Yet classification, the practice of restricting who can see sensitive records, remains an enormous, costly and frequently self-defeating exercise, lawmakers on both sides of the aisle said Wednesday.
The federal government spent $17.44 billion on security classifications last year — an all-time high — and twice the entire budget of the Environmental Protection Agency.
The whole idea of classification is about protecting Americans by safeguarding truly sensitive information. But what emerged in testimony last week at the U.S. House Oversight and Government Reform Committee is a secrecy system run amok.
One example offered was a June 1967 intelligence brief for President Lyndon Johnson released last year to the National Security Archive, a research and open government advocacy center housed at George Washington University.
The CIA blanked out a reference to Egyptian President Gamal Nasser, who died in 1970. How did the archive know that? It got a cleaner copy of the same document from the LBJ Presidential Library — in 1993.
Last month, the Pentagon released a security memo from 1986 with portions blacked out, even though someone else at the Pentagon released the entire thing in 2010.
Just this year, the White House released a mostly unredacted version of 28 pages of a 2002 congressional investigation into the 9/11 terrorist attacks that discussed Saudi Arabia’s potential ties to the attackers.
Rep. Thomas Massie, R-Ky., a member of the oversight committee, had pushed for years for their release, against two administrations worried about the effect on foreign relations. Massie called some of the material still being withheld a “textbook case of how government overclassified something in an effort to control the narrative.”
Fear of embarrassment is not a legal reason to keep something secret.
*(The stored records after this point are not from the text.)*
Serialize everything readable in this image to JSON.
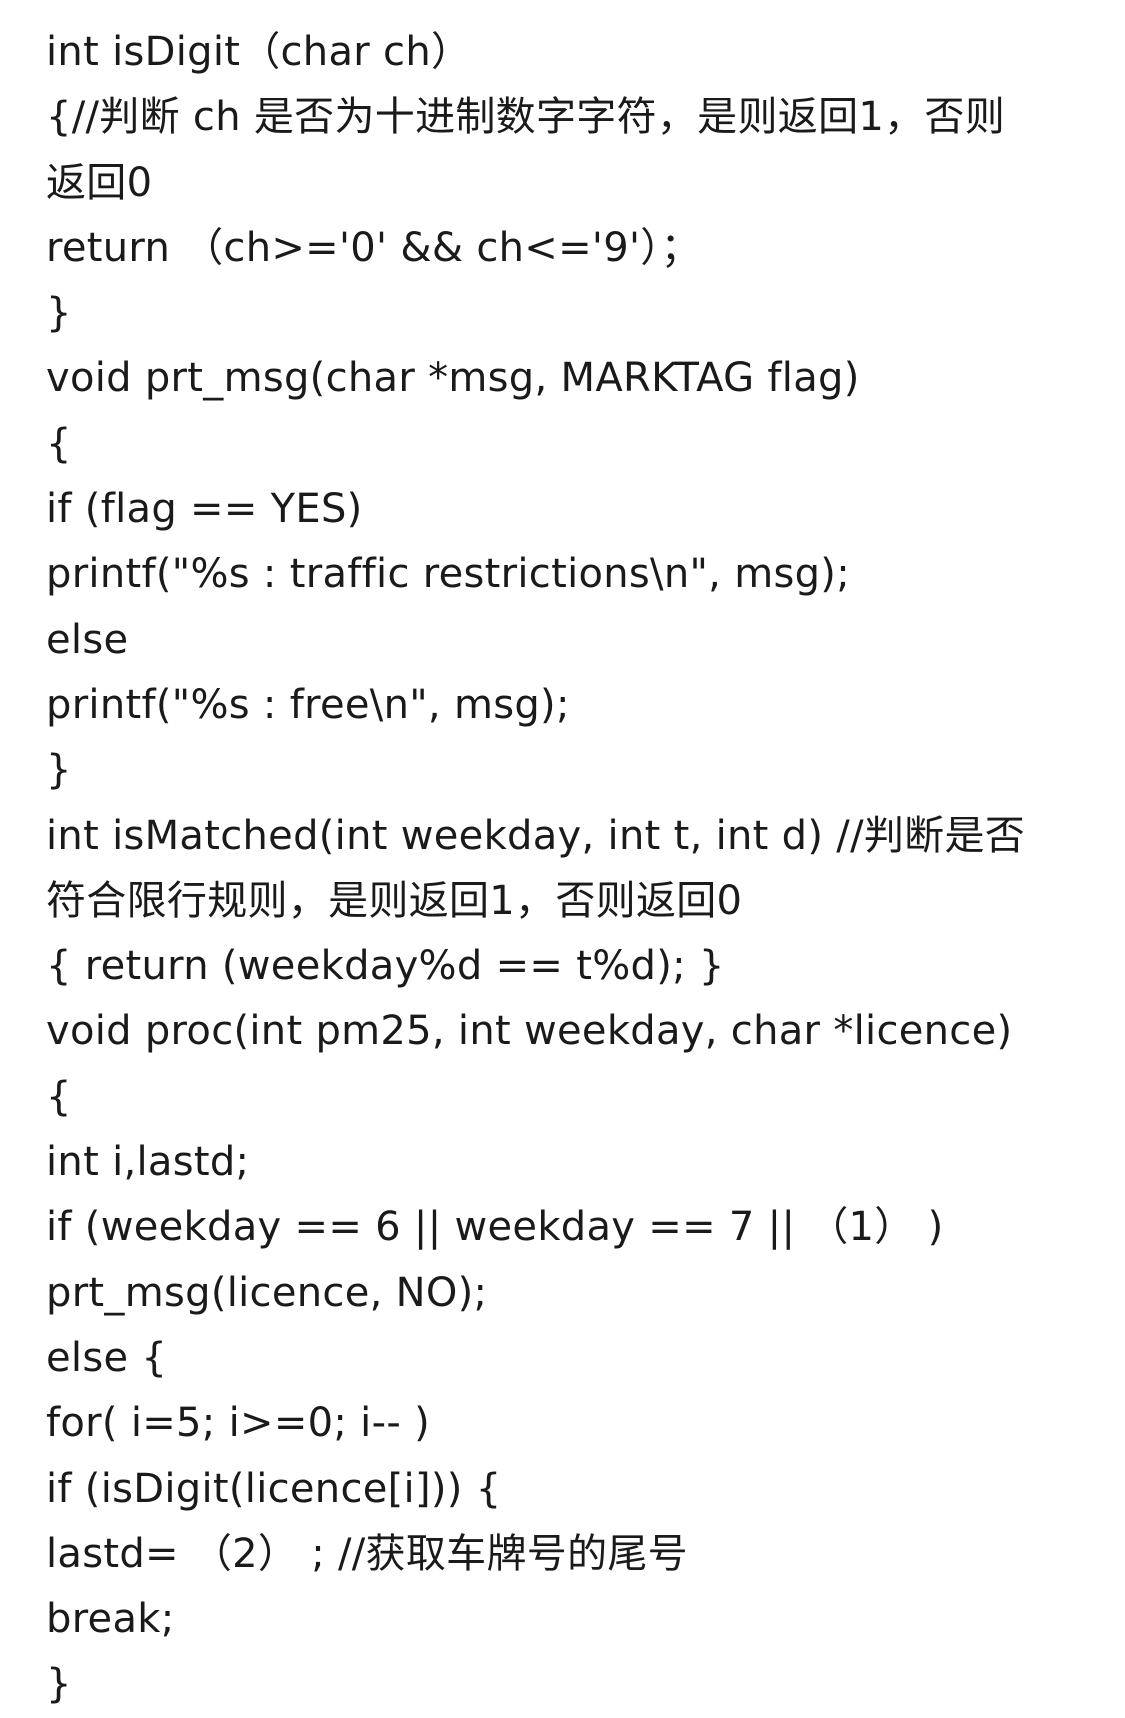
{
  "document": {
    "lines": [
      "int isDigit（char ch）",
      "{//判断 ch 是否为十进制数字字符，是则返回1，否则",
      "返回0",
      "return （ch>='0' && ch<='9'）；",
      "}",
      "void prt_msg(char *msg, MARKTAG flag)",
      "{",
      "if (flag == YES)",
      "printf(\"%s : traffic restrictions\\n\", msg);",
      "else",
      "printf(\"%s : free\\n\", msg);",
      "}",
      "int isMatched(int weekday, int t, int d) //判断是否",
      "符合限行规则，是则返回1，否则返回0",
      "{ return (weekday%d == t%d); }",
      "void proc(int pm25, int weekday, char *licence)",
      "{",
      "int i,lastd;",
      "if (weekday == 6 || weekday == 7 || （1） )",
      "prt_msg(licence, NO);",
      "else {",
      "for( i=5; i>=0; i-- )",
      "if (isDigit(licence[i])) {",
      "lastd= （2） ; //获取车牌号的尾号",
      "break;",
      "}"
    ]
  }
}
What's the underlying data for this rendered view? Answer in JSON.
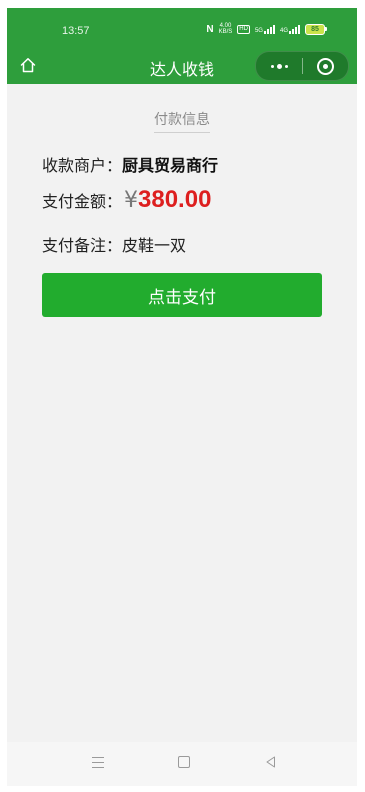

“I think we all agree, some of this stuff is ridiculous and there’s an incentive to simply cake on more classification,” said Rep. Ron DeSantis, R-Fla. “When you overclassify, I think it actually undermines the core reason of why you want to do it.”
Rep. Stephen Lynch, D-Mass., noted that Congress has virtually no information about the Drug Enforcement Administration’s massive confidential informant program. “We’re being stonewalled in wide areas of public interest, and I feel like it’s hampering Congress’ ability to do its job.”
Congress has the power to force the CIA, NSA, Pentagon, State Department and all the rest of them to stop keeping so many secrets. In 1997, a bipartisan commission came up with a plan to do so. But its 16 recommendations were never fully implemented.
People go to prison for revealing government secrets. No one gets punished for withholding information that should be shared with the public. So the secrets multiply, as well as the dollars spent maintaining them.
Tom Blanton, director of the National Security Archive, told the House committee to expect a “tsunami of electronic information” to wash into the bureaucracy that dribbles out declassified records, page by page.
No one knows yet how a Trump administration will view its power to keep stuff secret. But Blanton, Aftergood and other advocates urged House members to scale down the secrecy machine.
“Y’all can change the minds of the bureaucracy and how it actually works,” said Blanton. “You can change the law and their hearts and minds will follow.”
Contact James Eli Shiffer at email@example.com or 612-673-4116.